  13. That's great to hear man. Its unreal how sometimes the cure is nearly as bad as the ailment. Kinda fighting poision, with more poisone. :(

    It awesome that you're through it now though. Did you lose a lot of weight?
  14. I'm happy to see that your feeling great and your health is good!
  15. Didn't lose any weight at all. Face got fat for a while. The chemo was tough on a guy my age, especially since this cancer mostly affects people under 35. So, I got loaded up as if I was a 30 year old. Halfway through my chemo, tests showed the cancer was gone. The Doc wanted to ease up on the chemo as it was having a terrible effect on my feet, but I told him to " Hit the sucker hard". Probably a good thing, but it has caused some damage.

    Keasbey - thanks for looking in on me. I was in Montreal at the Hotel Dieu hospital for PET scans. I found out that Saku Koivu bought the entire scanning equipment ($1 million bucks!) as a donation to the hospital. Good hockey player and a great person!
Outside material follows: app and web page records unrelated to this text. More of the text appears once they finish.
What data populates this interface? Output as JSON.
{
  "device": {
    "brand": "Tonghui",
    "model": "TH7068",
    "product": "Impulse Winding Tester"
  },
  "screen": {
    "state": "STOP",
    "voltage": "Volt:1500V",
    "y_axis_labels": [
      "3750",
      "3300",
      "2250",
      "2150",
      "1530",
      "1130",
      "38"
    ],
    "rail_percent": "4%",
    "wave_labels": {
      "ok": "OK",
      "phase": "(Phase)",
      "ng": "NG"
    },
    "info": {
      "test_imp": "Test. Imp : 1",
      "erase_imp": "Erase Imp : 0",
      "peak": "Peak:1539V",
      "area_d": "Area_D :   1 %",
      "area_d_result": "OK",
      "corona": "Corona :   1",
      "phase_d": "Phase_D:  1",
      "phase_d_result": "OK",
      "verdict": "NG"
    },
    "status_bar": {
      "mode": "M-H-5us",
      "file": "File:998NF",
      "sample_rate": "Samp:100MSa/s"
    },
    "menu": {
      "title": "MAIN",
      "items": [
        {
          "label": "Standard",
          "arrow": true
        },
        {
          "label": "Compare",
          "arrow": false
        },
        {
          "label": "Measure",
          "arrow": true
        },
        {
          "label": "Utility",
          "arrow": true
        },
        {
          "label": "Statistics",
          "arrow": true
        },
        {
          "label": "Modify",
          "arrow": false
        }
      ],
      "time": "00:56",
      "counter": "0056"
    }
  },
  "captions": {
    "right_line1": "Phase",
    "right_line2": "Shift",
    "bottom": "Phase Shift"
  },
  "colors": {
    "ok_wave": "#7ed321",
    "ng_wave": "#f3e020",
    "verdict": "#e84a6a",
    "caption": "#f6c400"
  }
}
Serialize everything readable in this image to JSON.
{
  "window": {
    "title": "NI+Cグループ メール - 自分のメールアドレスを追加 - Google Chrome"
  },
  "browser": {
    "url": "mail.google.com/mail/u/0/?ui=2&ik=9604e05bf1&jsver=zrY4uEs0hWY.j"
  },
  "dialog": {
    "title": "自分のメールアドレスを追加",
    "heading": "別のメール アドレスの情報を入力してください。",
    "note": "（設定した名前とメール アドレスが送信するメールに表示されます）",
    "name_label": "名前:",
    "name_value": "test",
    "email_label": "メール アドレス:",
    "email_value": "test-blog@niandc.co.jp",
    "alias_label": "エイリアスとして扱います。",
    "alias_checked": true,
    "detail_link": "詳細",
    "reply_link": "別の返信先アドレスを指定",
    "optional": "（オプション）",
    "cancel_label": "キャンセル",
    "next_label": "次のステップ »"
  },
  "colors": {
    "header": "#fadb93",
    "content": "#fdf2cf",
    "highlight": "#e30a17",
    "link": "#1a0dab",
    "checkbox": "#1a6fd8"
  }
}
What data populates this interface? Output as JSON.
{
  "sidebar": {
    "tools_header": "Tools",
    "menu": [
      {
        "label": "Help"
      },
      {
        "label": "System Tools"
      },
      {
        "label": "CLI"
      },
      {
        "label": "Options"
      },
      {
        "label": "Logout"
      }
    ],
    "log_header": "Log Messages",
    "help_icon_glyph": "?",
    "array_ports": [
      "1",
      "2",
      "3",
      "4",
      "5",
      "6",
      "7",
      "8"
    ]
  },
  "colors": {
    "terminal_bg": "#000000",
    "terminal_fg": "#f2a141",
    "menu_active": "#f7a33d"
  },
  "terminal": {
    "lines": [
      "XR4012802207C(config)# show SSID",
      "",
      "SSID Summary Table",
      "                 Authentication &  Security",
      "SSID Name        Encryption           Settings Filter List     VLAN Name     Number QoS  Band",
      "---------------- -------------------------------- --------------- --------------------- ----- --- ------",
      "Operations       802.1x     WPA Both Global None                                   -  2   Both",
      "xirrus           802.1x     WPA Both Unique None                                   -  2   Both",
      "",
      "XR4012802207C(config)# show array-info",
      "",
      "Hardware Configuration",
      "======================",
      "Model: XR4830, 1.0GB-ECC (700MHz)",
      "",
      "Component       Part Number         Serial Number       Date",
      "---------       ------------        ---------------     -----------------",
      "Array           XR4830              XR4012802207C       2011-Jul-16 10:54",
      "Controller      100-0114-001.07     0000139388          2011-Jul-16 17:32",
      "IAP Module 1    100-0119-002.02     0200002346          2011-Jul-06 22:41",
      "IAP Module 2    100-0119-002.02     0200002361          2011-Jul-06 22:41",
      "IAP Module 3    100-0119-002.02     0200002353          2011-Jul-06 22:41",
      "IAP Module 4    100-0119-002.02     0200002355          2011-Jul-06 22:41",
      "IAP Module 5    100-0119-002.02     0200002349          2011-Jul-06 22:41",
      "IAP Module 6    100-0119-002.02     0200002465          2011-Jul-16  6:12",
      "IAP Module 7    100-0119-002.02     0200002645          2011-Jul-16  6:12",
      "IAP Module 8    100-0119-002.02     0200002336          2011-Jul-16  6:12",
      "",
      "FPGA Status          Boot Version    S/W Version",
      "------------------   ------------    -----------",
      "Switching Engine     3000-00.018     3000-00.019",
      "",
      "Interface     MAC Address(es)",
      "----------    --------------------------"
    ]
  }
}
    One of life's experiences - not a good one, but my philosophy is that everything you do, and what happens to you, makes you who you are - and if I could, I still wouldn't change a thing.
  16. Glad to see things are getting better for u